    B. Chor, O. Goldreich, E. Kushilevitz, and M. Sudan. Private information retrieval. FOCS '95, pp. 41–51, 1995.Google Scholar
  10. 10.
    S. Even, O. Goldreich, and A. Lempel. A randomized protocol for signing contracts. C. ACM, 28:637–647, 1985.CrossRefMathSciNetGoogle Scholar
  11. 11.
    Y. Gertner, Y. Ishai, E. Kushilevitz, and T. Malkin. Protecting data privacy in private information retrieval schemes. JCSS, 60(3):592–629, 2000. Preliminary version in STOC '98.zbMATHMathSciNetGoogle Scholar
  12. 12.
    O. Goldreich. Secure multi-party computation., February 1999.
  13. 13.
    O. Goldreich, S. Micali, and A. Wigderson. How to play any mental game. STOC '87, pp. 218–229, 1987.Google Scholar
  14. 14.
    Y. Ishai and E. Kushilevitz. Private simultaneous messages protocols with applications. STOC '97, pp. 174–183, 1997.Google Scholar
  15. 15.
    J. Kilian. Basing cryptography on oblivious transfer. STOC '98, pp. 20–31, 1988.Google Scholar
  16. 16.
    E. Kushilevitz and R. Ostrovsky. Replication is not needed: Single database, computationally-private information retrieval. FOCS '97, pp. 364–373, 1997.Google Scholar
  17. 17.
    E. Mann. Private access to distributed information. Master’s thesis, Technion-Israel Institute of Technology, Haifa, 1998.Google Scholar
  18. 18.
    D. Naccache and J. Stern. A new public key cryptosystem. EUROCRYPT '97, pp. 27–36, 1997.Google Scholar
  19. 19.
    M. Naor and B. Pinkas. Oblivious transfer and polynomial evaluation. STOC '99, pp. 245–254.Google Scholar
  20. 20.
    M. Naor and B. Pinkas. Oblivious transfer with adaptive queries. CRYPTO '99, pp. 573–590.Google Scholar
  21. 21.
    M. Naor and B. Pinkas. Efficient oblivious transfer protocols. SODA 2001.Google Scholar
  22. 22.
    M. Naor and O. Reingold. Number theoretic constructions of efficient pseudorandom functions.

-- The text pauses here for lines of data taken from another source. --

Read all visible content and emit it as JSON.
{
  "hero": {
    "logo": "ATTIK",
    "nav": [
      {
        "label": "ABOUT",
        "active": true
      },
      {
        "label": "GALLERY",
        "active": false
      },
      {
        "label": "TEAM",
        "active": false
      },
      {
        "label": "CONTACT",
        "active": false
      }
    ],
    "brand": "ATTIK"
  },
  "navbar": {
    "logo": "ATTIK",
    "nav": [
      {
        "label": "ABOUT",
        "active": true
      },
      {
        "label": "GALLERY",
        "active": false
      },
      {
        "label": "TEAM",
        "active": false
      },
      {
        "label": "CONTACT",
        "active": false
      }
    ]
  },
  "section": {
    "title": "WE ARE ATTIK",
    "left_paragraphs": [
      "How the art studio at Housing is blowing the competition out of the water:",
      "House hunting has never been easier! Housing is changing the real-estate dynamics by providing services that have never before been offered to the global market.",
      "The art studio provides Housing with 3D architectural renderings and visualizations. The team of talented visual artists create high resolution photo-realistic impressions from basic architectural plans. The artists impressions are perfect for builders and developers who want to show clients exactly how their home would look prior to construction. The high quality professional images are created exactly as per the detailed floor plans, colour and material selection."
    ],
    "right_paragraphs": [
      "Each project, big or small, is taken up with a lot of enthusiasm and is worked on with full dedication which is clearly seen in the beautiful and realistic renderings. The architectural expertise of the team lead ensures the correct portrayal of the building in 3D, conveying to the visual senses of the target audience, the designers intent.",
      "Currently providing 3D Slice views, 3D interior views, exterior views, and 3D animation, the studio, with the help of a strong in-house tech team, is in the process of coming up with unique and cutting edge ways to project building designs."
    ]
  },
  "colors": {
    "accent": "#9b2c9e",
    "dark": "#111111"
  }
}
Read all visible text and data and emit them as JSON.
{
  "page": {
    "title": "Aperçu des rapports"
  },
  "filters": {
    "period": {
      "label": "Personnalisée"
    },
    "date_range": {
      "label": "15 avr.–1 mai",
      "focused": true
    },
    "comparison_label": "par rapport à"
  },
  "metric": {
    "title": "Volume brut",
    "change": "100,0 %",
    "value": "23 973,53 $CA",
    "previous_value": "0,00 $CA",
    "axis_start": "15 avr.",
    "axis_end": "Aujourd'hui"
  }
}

FOCS '97.Google Scholar
  23. 23.
    T. Okamoto and S. Uchiyama. A new public key cryptosystem as secure as factoring. EUROCRYPT '98, pp. 308–318, 1998.Google Scholar
  24. 24.
    P. Pallier. Public-key cryptosystems based on composite degree residuosity classes. EUROCRYPT '99, pp. 223–238, 1999.Google Scholar
  25. 25.
    M. O. Rabin. How to exchange secrets by oblivious transfer. Technical Report TR-81, Harvard Aiken Computation Laboratory, 1981.Google Scholar
  26. 26.
    S. von Solms and D. Naccache. On blind signatures and perfect crimes. Computers and Security, 11(6):581–583,1992.CrossRefGoogle Scholar
  27. 27.
    J. P. Stern. A new and efficient all-or-nothing disclosure of secrets protocol. ASIACRYPT '98, pp. 357–371, 1998.Google Scholar
  28. 28.
    A. C. Yao. How to generate and exchange secrets. FOCS '86, pp. 162–167, 1986.Google Scholar

Copyright information

© Springer-Verlag Berlin Heidelberg 2001

Authors and Affiliations

  • Bill Aiello
    • 1
    • 2
    • 3
  • Yuval Ishai
    • 1
    • 2
    • 3
  • Omer Reingold
    • 1
    • 2
    • 3
  1. 1.DIMACS and AT&T Labs - ResearchFlorham Park
  2. 2.AT&T Labs - ResearchFlorham Park
  3. 3.AT&T Labs - ResearchFlorham Park

Personalised recommendations